We’ve also made a larger effort to better document how the project handles incident response activities, empowers incident commanders, and follows up on lessons learned.
Social Media Monitoring Update
In October 2022, Wormhole added Social Media Monitoring to the mix as part of the social listening approach to be alerted when ecosystem security events occur that are relevant to Wormhole.
Despite our contributors being very connected to blockchains, people, and Twitter, this additional feature aims to make a more durable capability that serves multiple Wormhole project contributors in keeping our ears and eyes connected to what’s going on and whether there are any risks that contributors should immediately respond to.
This collaboration between contributors and the community has been an excellent partnership in showing that you don’t need to be a full-time security person to impact security positively. This system has alerted us to several market and chain-specific events, allowing Wormhole contributors to mobilize and determine if any action on behalf of the protocol is needed.
Trust Assumptions Update
Wormhole’s trust assumptions are essentially the same for 2022. There are 19 Guardians, all independently operated by separate organizations, some of which operate as some of the largest validators in crypto, helping protocols to secure billions of dollars on-chain.

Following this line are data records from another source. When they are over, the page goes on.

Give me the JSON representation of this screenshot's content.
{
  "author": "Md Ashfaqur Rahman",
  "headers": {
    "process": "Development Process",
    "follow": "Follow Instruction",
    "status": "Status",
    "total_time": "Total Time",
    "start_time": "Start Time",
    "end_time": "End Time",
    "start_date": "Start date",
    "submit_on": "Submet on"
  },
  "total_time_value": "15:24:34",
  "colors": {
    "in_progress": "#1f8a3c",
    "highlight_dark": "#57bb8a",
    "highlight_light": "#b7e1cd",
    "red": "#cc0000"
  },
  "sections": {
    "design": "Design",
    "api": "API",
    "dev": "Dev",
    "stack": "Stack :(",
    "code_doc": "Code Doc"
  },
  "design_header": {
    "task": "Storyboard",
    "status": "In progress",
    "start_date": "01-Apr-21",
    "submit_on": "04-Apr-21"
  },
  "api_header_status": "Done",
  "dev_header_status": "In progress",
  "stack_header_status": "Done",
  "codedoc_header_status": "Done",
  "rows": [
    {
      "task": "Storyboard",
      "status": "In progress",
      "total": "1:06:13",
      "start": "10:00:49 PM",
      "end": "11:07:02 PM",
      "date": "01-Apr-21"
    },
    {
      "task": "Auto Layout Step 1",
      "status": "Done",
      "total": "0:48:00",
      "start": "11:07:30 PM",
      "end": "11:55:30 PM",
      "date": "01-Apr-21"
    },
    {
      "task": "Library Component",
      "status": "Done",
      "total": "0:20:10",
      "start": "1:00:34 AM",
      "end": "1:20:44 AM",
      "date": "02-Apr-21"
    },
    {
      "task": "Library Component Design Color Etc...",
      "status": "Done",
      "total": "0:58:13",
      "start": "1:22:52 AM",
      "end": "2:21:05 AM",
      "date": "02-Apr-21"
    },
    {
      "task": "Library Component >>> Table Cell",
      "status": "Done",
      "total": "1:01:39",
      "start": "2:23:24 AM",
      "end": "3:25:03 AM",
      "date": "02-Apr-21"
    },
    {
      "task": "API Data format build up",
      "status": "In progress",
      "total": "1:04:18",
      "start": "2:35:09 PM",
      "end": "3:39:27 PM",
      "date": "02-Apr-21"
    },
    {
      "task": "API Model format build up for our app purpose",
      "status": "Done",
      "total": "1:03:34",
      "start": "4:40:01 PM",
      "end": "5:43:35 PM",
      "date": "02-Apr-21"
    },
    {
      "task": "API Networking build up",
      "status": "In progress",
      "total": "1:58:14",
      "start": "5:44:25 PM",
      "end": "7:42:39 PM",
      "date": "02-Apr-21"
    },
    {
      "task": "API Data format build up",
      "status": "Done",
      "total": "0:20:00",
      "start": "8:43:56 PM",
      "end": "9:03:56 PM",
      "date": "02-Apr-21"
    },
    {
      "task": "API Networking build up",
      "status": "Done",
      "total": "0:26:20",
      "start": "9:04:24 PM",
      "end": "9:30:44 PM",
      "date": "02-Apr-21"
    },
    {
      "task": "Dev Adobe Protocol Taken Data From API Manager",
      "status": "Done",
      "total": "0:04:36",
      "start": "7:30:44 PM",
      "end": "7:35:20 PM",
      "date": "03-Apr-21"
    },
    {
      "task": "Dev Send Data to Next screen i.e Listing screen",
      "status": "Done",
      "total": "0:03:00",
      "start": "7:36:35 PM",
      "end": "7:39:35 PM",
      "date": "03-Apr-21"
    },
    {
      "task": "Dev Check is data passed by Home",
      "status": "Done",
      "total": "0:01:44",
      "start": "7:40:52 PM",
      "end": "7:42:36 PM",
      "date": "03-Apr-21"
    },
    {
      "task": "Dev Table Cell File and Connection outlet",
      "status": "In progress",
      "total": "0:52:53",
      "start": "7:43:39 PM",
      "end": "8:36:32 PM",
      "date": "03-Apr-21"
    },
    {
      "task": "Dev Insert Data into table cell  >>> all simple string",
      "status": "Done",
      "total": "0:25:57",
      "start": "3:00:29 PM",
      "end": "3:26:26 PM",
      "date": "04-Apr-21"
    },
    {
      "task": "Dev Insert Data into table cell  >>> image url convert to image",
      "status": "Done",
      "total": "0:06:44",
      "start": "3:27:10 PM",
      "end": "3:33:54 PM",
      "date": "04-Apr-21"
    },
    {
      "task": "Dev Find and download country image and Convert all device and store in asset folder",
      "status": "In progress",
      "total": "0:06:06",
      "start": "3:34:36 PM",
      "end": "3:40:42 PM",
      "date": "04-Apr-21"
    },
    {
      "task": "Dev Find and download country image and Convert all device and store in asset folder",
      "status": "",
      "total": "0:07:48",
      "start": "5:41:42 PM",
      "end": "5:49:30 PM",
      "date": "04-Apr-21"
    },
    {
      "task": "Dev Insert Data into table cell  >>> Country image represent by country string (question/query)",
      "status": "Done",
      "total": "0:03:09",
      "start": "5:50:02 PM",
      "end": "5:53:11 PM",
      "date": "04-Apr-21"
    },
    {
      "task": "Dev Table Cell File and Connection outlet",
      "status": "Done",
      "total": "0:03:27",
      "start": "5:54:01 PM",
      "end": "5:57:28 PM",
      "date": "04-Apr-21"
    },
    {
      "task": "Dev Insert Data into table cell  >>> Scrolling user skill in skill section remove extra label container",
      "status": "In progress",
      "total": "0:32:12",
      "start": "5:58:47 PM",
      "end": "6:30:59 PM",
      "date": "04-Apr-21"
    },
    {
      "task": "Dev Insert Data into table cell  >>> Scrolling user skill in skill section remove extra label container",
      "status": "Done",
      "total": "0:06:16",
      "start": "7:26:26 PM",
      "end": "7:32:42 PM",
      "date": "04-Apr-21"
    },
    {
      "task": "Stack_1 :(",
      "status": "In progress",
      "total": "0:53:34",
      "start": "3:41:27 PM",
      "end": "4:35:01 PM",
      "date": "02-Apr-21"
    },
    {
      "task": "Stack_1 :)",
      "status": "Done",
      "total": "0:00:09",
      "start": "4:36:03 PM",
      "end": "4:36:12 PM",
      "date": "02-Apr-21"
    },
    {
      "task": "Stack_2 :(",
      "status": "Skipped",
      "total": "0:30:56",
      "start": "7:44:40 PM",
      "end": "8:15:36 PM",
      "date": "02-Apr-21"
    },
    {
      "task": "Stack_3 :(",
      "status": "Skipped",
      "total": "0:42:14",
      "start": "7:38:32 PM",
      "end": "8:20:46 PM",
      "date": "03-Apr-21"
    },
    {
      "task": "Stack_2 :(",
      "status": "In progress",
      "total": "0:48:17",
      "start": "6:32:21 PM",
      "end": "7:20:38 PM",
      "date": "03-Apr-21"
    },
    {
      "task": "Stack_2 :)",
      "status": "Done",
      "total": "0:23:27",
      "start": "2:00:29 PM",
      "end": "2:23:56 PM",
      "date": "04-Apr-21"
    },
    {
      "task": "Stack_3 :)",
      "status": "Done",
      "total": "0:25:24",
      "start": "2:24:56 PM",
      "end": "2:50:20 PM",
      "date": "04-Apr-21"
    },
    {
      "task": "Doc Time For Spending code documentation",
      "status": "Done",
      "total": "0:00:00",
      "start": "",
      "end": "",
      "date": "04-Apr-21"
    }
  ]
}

As we reiterate Wormhole’s trust assumptions, we know that not all interoperability protocols are created equal, so we must make trust assumption information as easy to find and understand as possible. To this end, we’ve added a section to our SECURITY.md page to make it ultra-simple to understand how many Guardians are required for what specific actions.
Chain Integrators Update
As the number of chains connected to Wormhole increase, the security of the connected chains are shared with the Wormhole network. Because of this, new chains or chains with a lower average notional flow have had their risk ceilings lowered via the Governor limits mentioned above.
However, it is much better if we can prevent such classes of bugs at the source. To this end, we have been working with new and existing chains to offer feedback based on our experience on how to grow and improve their security programs, which often starts with being open source, conducting security audits, and establishing a bug bounty program.
We hope the above has helped demonstrate how the Wormhole Security Program has grown significantly in the past ten months into what it is today. We’re incredibly excited about the program’s growth and how it benefits the safety of Wormhole. Still, we’re also excited to provide even more examples of how we think a best-in-breed web3 security program should operate.
If you have ideas on improving the Wormhole Security Program, we encourage you to submit a discussion on the Wormhole repository. We look forward to connecting with you as a contributor and making those security improvements a reality.